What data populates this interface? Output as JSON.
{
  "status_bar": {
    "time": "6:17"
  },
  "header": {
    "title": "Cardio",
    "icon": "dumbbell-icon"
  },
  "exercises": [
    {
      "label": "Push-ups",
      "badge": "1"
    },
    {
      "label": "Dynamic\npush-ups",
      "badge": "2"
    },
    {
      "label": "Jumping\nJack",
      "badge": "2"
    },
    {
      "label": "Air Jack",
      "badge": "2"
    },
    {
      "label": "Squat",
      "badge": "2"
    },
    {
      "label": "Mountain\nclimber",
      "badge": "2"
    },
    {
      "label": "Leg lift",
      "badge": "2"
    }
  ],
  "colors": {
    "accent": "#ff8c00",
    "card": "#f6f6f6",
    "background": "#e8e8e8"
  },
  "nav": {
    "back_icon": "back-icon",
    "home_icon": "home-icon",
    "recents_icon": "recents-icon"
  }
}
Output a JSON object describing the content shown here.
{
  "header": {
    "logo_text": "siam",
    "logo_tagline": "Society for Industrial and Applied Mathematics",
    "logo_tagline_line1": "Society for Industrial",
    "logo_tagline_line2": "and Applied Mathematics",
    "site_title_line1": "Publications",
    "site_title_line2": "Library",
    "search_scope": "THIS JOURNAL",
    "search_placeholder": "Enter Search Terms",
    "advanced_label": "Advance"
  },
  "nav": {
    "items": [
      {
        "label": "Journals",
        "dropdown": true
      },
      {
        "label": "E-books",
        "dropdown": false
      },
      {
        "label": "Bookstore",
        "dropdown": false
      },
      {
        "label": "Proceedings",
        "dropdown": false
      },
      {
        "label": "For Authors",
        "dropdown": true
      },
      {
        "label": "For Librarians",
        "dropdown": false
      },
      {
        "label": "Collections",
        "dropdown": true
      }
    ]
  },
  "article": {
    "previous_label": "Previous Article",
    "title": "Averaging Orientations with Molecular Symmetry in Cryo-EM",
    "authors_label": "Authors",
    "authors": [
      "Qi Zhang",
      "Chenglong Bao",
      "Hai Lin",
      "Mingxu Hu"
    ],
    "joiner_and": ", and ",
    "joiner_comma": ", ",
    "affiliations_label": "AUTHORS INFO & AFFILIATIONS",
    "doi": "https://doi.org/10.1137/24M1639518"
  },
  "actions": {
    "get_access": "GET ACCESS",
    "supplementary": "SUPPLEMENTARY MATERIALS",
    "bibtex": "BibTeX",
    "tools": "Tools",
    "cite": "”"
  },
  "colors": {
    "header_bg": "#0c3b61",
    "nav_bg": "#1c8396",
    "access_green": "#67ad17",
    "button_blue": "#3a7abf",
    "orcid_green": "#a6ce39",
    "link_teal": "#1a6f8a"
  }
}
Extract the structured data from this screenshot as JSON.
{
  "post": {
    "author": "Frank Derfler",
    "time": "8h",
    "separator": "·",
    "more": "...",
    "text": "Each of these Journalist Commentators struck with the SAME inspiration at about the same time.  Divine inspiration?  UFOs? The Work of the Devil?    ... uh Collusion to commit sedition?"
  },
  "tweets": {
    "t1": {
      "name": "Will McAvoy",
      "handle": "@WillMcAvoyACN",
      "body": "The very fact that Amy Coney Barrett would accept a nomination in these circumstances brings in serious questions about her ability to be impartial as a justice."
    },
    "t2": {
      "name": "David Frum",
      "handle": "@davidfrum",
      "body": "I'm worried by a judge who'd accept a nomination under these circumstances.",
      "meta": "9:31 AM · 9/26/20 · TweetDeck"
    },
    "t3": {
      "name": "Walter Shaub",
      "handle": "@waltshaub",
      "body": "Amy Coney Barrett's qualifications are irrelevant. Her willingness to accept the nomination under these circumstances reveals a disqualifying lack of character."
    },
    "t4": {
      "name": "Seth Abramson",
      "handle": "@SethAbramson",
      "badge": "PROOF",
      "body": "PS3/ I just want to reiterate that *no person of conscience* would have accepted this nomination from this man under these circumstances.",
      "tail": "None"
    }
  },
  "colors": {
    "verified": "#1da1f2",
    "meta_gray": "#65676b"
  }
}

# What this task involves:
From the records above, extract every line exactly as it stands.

# Answer box:
What data populates this interface? Output as JSON.
{
  "status_bar": {
    "time": "6:17"
  },
  "header": {
    "title": "Cardio",
    "icon": "dumbbell-icon"
  },
  "exercises": [
    {
      "label": "Push-ups",
      "badge": "1"
    },
    {
      "label": "Dynamic\npush-ups",
      "badge": "2"
    },
    {
      "label": "Jumping\nJack",
      "badge": "2"
    },
    {
      "label": "Air Jack",
      "badge": "2"
    },
    {
      "label": "Squat",
      "badge": "2"
    },
    {
      "label": "Mountain\nclimber",
      "badge": "2"
    },
    {
      "label": "Leg lift",
      "badge": "2"
    }
  ],
  "colors": {
    "accent": "#ff8c00",
    "card": "#f6f6f6",
    "background": "#e8e8e8"
  },
  "nav": {
    "back_icon": "back-icon",
    "home_icon": "home-icon",
    "recents_icon": "recents-icon"
  }
}
Output a JSON object describing the content shown here.
{
  "header": {
    "logo_text": "siam",
    "logo_tagline": "Society for Industrial and Applied Mathematics",
    "logo_tagline_line1": "Society for Industrial",
    "logo_tagline_line2": "and Applied Mathematics",
    "site_title_line1": "Publications",
    "site_title_line2": "Library",
    "search_scope": "THIS JOURNAL",
    "search_placeholder": "Enter Search Terms",
    "advanced_label": "Advance"
  },
  "nav": {
    "items": [
      {
        "label": "Journals",
        "dropdown": true
      },
      {
        "label": "E-books",
        "dropdown": false
      },
      {
        "label": "Bookstore",
        "dropdown": false
      },
      {
        "label": "Proceedings",
        "dropdown": false
      },
      {
        "label": "For Authors",
        "dropdown": true
      },
      {
        "label": "For Librarians",
        "dropdown": false
      },
      {
        "label": "Collections",
        "dropdown": true
      }
    ]
  },
  "article": {
    "previous_label": "Previous Article",
    "title": "Averaging Orientations with Molecular Symmetry in Cryo-EM",
    "authors_label": "Authors",
    "authors": [
      "Qi Zhang",
      "Chenglong Bao",
      "Hai Lin",
      "Mingxu Hu"
    ],
    "joiner_and": ", and ",
    "joiner_comma": ", ",
    "affiliations_label": "AUTHORS INFO & AFFILIATIONS",
    "doi": "https://doi.org/10.1137/24M1639518"
  },
  "actions": {
    "get_access": "GET ACCESS",
    "supplementary": "SUPPLEMENTARY MATERIALS",
    "bibtex": "BibTeX",
    "tools": "Tools",
    "cite": "”"
  },
  "colors": {
    "header_bg": "#0c3b61",
    "nav_bg": "#1c8396",
    "access_green": "#67ad17",
    "button_blue": "#3a7abf",
    "orcid_green": "#a6ce39",
    "link_teal": "#1a6f8a"
  }
}
Extract the structured data from this screenshot as JSON.
{
  "post": {
    "author": "Frank Derfler",
    "time": "8h",
    "separator": "·",
    "more": "...",
    "text": "Each of these Journalist Commentators struck with the SAME inspiration at about the same time.  Divine inspiration?  UFOs? The Work of the Devil?    ... uh Collusion to commit sedition?"
  },
  "tweets": {
    "t1": {
      "name": "Will McAvoy",
      "handle": "@WillMcAvoyACN",
      "body": "The very fact that Amy Coney Barrett would accept a nomination in these circumstances brings in serious questions about her ability to be impartial as a justice."
    },
    "t2": {
      "name": "David Frum",
      "handle": "@davidfrum",
      "body": "I'm worried by a judge who'd accept a nomination under these circumstances.",
      "meta": "9:31 AM · 9/26/20 · TweetDeck"
    },
    "t3": {
      "name": "Walter Shaub",
      "handle": "@waltshaub",
      "body": "Amy Coney Barrett's qualifications are irrelevant. Her willingness to accept the nomination under these circumstances reveals a disqualifying lack of character."
    },
    "t4": {
      "name": "Seth Abramson",
      "handle": "@SethAbramson",
      "badge": "PROOF",
      "body": "PS3/ I just want to reiterate that *no person of conscience* would have accepted this nomination from this man under these circumstances.",
      "tail": "None"
    }
  },
  "colors": {
    "verified": "#1da1f2",
    "meta_gray": "#65676b"
  }
}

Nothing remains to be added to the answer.